Being a "real family" is simple, even though being a foster family is complicated.  Every situation is different.  Some children have a long history and strong bond to biological parents.  Some children have never met their biological parents and came into foster care or their forever family at birth. Some children have regular visits with birth parents and will soon return to live with them. Some have never had a birth parent even request a visit and will remain with a foster family, maybe the only family they have known. Some will be adopted into a permanent family and some will sadly move from home to home.  As a foster parent I have been called "Auntie" and I have been called "Mommy".  That nuance of role didn't change how I loved them or mothered them.

We don't live in a world of ideals as foster parents.  We exist in murky greys, hard truths, and crawling through broken shards praying that God will take all these jagged pieces and make something beautiful.

There's something about uncertainty that forges deep bonds.  A gnawing awareness that time is short or that an unexpected phone call could turn all our lives upside down and leave us struggling to merely breathe gives love an urgency and an intentionality.  We know all too well that "later" and "maybe someday"  is a luxury we can't afford.  We linger, we savour, we pour in and pour out and give it all knowing that tomorrow is not guaranteed and that when a child leaves they will carry those moments with them.
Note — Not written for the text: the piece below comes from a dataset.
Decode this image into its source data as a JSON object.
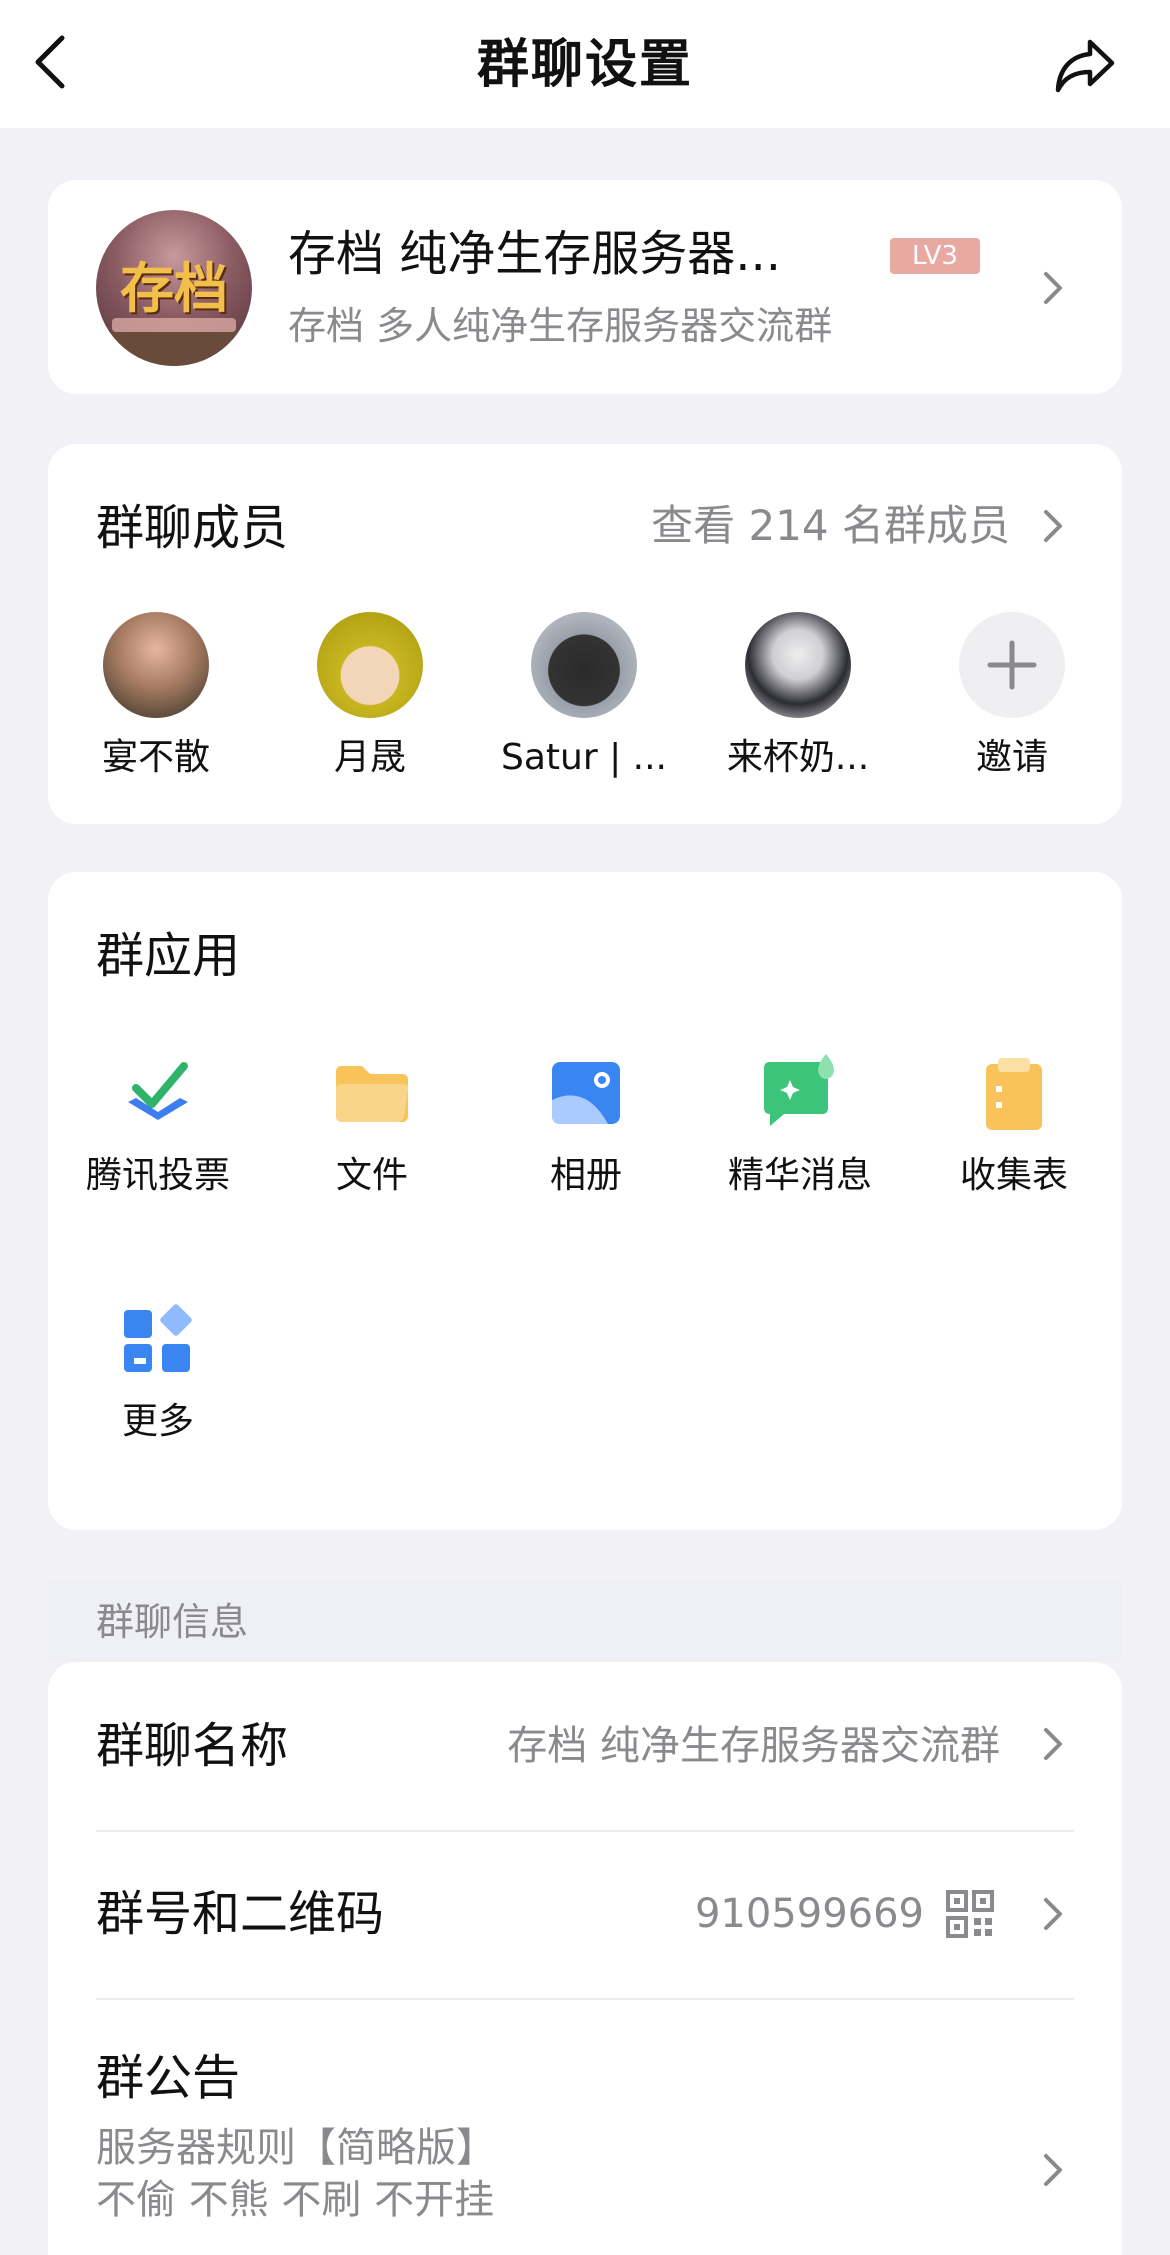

We force ourselves to let go and pray it will be enough.

Could it be that people think strange (or impossible) something they just don't understand and haven't witnessed?

That's why it's a good thing for foster families and adoptive families to be seen and heard.
 When your church, your social circle, your community and your child's classroom has families like this and you see how very normal this family is...despite a mix of physical traits and complex histories... your mind and heart might just be stretched and challenged to regard this family as very "real".


 God brought each one of us together including my husband and myself.  Commitment and choosing love over selfishness keeps us here.  Love makes us a family.






{Roman rescuing Cece who climbed a short ways up a climbing wall and started to cry, too afraid to move or let go of the wall}  


{Brothers enjoying a summer swim}



{some sibling playground fun}


{Silas keeping little sister occupied on a rainy camping morning}





{Just a larger than average real family}




Related Posts Plugin for WordPress, Blogger...